Inpatient diagnoses of idiopathic normal pressure hydrocephalus in the United States: Demographic and socioeconomic disparities.

Research paper by Arash A Ghaffari-Rafi, Rana R Mehdizadeh, Shadeh S Ghaffari-Rafi, Jose J Leon-Rojas

Indexed on: 09 Oct '20Published on: 09 Oct '20Published in: Journal of the Neurological Sciences

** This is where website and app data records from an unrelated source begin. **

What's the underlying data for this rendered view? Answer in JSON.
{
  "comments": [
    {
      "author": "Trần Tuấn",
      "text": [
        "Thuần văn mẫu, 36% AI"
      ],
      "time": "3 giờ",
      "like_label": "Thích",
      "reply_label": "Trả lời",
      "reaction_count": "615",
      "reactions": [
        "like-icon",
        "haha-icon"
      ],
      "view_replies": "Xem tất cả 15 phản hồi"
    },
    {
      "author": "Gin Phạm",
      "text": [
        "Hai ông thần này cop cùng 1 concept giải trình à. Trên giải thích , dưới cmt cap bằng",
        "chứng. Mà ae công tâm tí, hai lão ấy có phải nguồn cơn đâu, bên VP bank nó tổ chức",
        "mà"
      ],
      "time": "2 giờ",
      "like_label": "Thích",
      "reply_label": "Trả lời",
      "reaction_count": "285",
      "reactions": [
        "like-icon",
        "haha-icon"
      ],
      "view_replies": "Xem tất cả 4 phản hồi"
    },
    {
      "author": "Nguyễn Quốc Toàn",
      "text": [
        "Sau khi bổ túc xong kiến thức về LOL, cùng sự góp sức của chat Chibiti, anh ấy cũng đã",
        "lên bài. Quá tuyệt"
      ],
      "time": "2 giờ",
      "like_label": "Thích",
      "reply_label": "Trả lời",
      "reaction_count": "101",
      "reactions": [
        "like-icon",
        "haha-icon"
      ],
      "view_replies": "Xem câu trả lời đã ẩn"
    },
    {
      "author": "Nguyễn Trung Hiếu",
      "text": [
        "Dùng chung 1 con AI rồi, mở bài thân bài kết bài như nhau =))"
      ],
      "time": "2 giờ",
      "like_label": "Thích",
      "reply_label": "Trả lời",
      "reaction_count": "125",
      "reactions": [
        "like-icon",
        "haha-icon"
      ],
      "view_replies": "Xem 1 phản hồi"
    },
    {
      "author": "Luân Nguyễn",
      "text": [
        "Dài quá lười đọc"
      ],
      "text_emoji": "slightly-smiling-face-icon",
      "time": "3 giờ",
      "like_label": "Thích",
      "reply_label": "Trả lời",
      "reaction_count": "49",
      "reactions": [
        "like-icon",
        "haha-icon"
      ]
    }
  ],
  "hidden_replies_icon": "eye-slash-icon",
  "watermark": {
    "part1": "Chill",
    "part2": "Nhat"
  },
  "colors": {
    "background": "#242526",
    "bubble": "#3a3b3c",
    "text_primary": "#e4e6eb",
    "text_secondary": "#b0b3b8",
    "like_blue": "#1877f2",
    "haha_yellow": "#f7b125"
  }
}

Epidemiology provides an avenue for identifying disease pathogenesis, hence determining national incidence, along with socioeconomic and demographic variables involved in iNPH, can provide direction in elucidating the etiology and addressing healthcare inequalities. To investigate incidence (per 100,000) of iNPH diagnoses applied to the inpatient population, with respect to sex, age, income, residence, and race/ethnicity, we queried the largest American administrative dataset (2008-2016), the National (Nationwide) Inpatient Sample (NIS), which surveys 20% of United States (US) discharges. Annual national inpatient incidence (with 25th and 75th quartiles) for iNPH diagnoses was 2.86 (2.72, 2.93). Males had an inpatient incidence of 3.27 (3.11, 3.39), higher (p = 0.008) than female at 2.45 (2.41, 2.47). Amongst age groups inpatient incidence varied (p = 0.000004) and was largest amongst the 85+ group at 18.81 (16.40, 19.95). Individuals with middle/high income had an inpatient incidence of 2.96 (2.77, 3.06), higher (p = 0.008) than the 2.37 (2.24, 2.53) of low-income patients. Depending on whether patients lived in urban, suburban, or rural communities, inpatient incidence diverged (p = 0.01) as follows, respectively: 2.65; 2.66; 3.036. Amongst race/ethnicity (p = 0.000003), inpatient incidence for Whites, Blacks, Hispanics, Asian/Pacific Islanders, and Native Americans were as follows, respectively: 3.88 (3.69, 3.93), 1.065 (1.015, 1.14); 0.82 (0.76, 0.85); 0.43 (0.33, 0.52); 0.027 (0.026, 0.12). In the US, inpatient incidence for iNPH diagnoses exhibited disparities between socioeconomic and demographic strata, emphasizing a healthcare inequality. Disproportionately, diagnoses were applied most to patients who were White, male, 65 and older, middle/high income, and living in rural communities. Copyright © 2020 Elsevier B.V. All rights reserved.